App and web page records
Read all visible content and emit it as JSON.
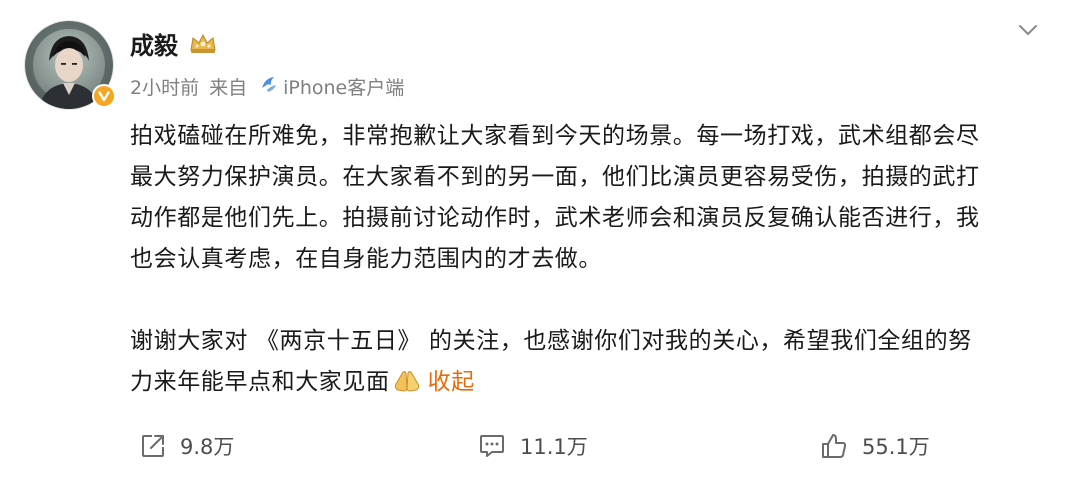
{
  "post": {
    "username": "成毅",
    "time": "2小时前",
    "source_prefix": "来自",
    "source": "iPhone客户端",
    "paragraph1": [
      "拍戏磕碰在所难免，非常抱歉让大家看到今天的场景。每一场打戏，武术组都会尽",
      "最大努力保护演员。在大家看不到的另一面，他们比演员更容易受伤，拍摄的武打",
      "动作都是他们先上。拍摄前讨论动作时，武术老师会和演员反复确认能否进行，我",
      "也会认真考虑，在自身能力范围内的才去做。"
    ],
    "paragraph2": [
      "谢谢大家对 《两京十五日》 的关注，也感谢你们对我的关心，希望我们全组的努",
      "力来年能早点和大家见面"
    ],
    "collapse_label": "收起"
  },
  "actions": {
    "reposts": "9.8万",
    "comments": "11.1万",
    "likes": "55.1万"
  },
  "icons": {
    "header": [
      "avatar",
      "verified-icon",
      "vip-crown-icon",
      "chevron-down-icon"
    ],
    "meta": [
      "phone-icon"
    ],
    "inline": [
      "pray-hands-icon"
    ],
    "actions": [
      "repost-icon",
      "comment-icon",
      "like-icon"
    ]
  },
  "colors": {
    "text": "#1a1a1a",
    "meta": "#808080",
    "link": "#e86b0b",
    "verified": "#f5a623",
    "source_icon": "#4a90e2"
  }
}
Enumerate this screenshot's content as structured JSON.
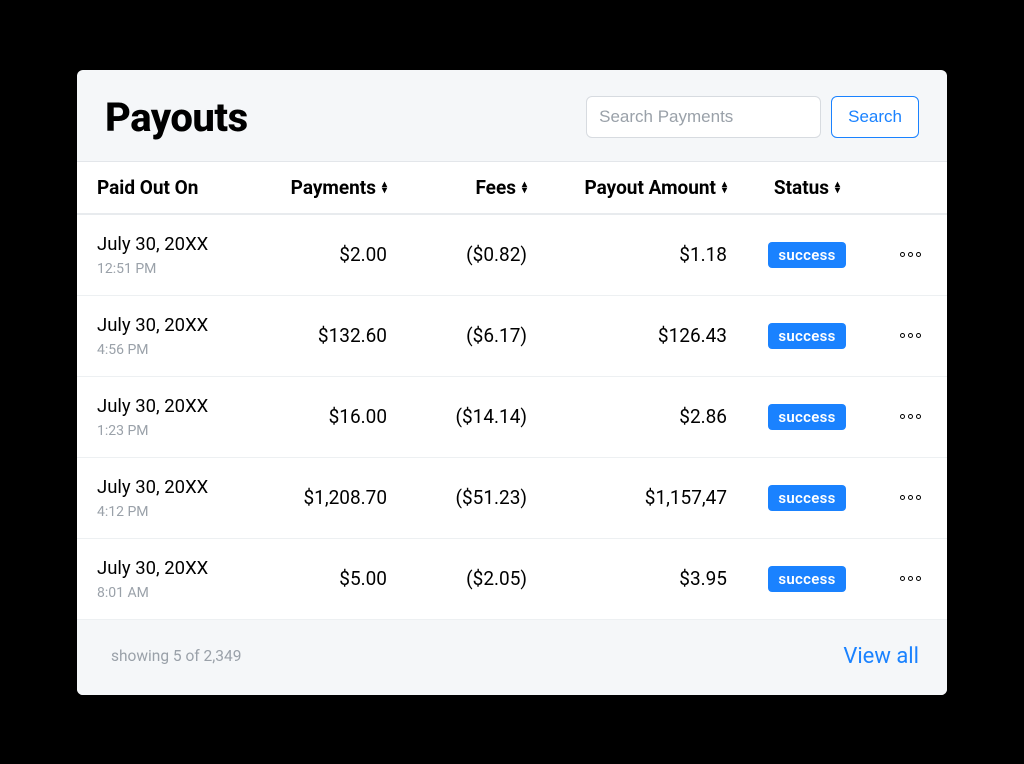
{
  "header": {
    "title": "Payouts",
    "search_placeholder": "Search Payments",
    "search_button": "Search"
  },
  "columns": {
    "paid_out_on": "Paid Out On",
    "payments": "Payments",
    "fees": "Fees",
    "payout_amount": "Payout Amount",
    "status": "Status"
  },
  "rows": [
    {
      "date": "July 30, 20XX",
      "time": "12:51 PM",
      "payments": "$2.00",
      "fees": "($0.82)",
      "amount": "$1.18",
      "status": "success"
    },
    {
      "date": "July 30, 20XX",
      "time": "4:56 PM",
      "payments": "$132.60",
      "fees": "($6.17)",
      "amount": "$126.43",
      "status": "success"
    },
    {
      "date": "July 30, 20XX",
      "time": "1:23 PM",
      "payments": "$16.00",
      "fees": "($14.14)",
      "amount": "$2.86",
      "status": "success"
    },
    {
      "date": "July 30, 20XX",
      "time": "4:12 PM",
      "payments": "$1,208.70",
      "fees": "($51.23)",
      "amount": "$1,157,47",
      "status": "success"
    },
    {
      "date": "July 30, 20XX",
      "time": "8:01 AM",
      "payments": "$5.00",
      "fees": "($2.05)",
      "amount": "$3.95",
      "status": "success"
    }
  ],
  "footer": {
    "showing": "showing 5 of 2,349",
    "view_all": "View all"
  },
  "colors": {
    "accent": "#1a82ff"
  }
}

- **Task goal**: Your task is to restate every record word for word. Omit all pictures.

- **Answer to the exercise**:
Read all visible content and emit it as JSON.
{
  "post": {
    "username": "成毅",
    "time": "2小时前",
    "source_prefix": "来自",
    "source": "iPhone客户端",
    "paragraph1": [
      "拍戏磕碰在所难免，非常抱歉让大家看到今天的场景。每一场打戏，武术组都会尽",
      "最大努力保护演员。在大家看不到的另一面，他们比演员更容易受伤，拍摄的武打",
      "动作都是他们先上。拍摄前讨论动作时，武术老师会和演员反复确认能否进行，我",
      "也会认真考虑，在自身能力范围内的才去做。"
    ],
    "paragraph2": [
      "谢谢大家对 《两京十五日》 的关注，也感谢你们对我的关心，希望我们全组的努",
      "力来年能早点和大家见面"
    ],
    "collapse_label": "收起"
  },
  "actions": {
    "reposts": "9.8万",
    "comments": "11.1万",
    "likes": "55.1万"
  },
  "icons": {
    "header": [
      "avatar",
      "verified-icon",
      "vip-crown-icon",
      "chevron-down-icon"
    ],
    "meta": [
      "phone-icon"
    ],
    "inline": [
      "pray-hands-icon"
    ],
    "actions": [
      "repost-icon",
      "comment-icon",
      "like-icon"
    ]
  },
  "colors": {
    "text": "#1a1a1a",
    "meta": "#808080",
    "link": "#e86b0b",
    "verified": "#f5a623",
    "source_icon": "#4a90e2"
  }
}
Enumerate this screenshot's content as structured JSON.
{
  "header": {
    "title": "Payouts",
    "search_placeholder": "Search Payments",
    "search_button": "Search"
  },
  "columns": {
    "paid_out_on": "Paid Out On",
    "payments": "Payments",
    "fees": "Fees",
    "payout_amount": "Payout Amount",
    "status": "Status"
  },
  "rows": [
    {
      "date": "July 30, 20XX",
      "time": "12:51 PM",
      "payments": "$2.00",
      "fees": "($0.82)",
      "amount": "$1.18",
      "status": "success"
    },
    {
      "date": "July 30, 20XX",
      "time": "4:56 PM",
      "payments": "$132.60",
      "fees": "($6.17)",
      "amount": "$126.43",
      "status": "success"
    },
    {
      "date": "July 30, 20XX",
      "time": "1:23 PM",
      "payments": "$16.00",
      "fees": "($14.14)",
      "amount": "$2.86",
      "status": "success"
    },
    {
      "date": "July 30, 20XX",
      "time": "4:12 PM",
      "payments": "$1,208.70",
      "fees": "($51.23)",
      "amount": "$1,157,47",
      "status": "success"
    },
    {
      "date": "July 30, 20XX",
      "time": "8:01 AM",
      "payments": "$5.00",
      "fees": "($2.05)",
      "amount": "$3.95",
      "status": "success"
    }
  ],
  "footer": {
    "showing": "showing 5 of 2,349",
    "view_all": "View all"
  },
  "colors": {
    "accent": "#1a82ff"
  }
}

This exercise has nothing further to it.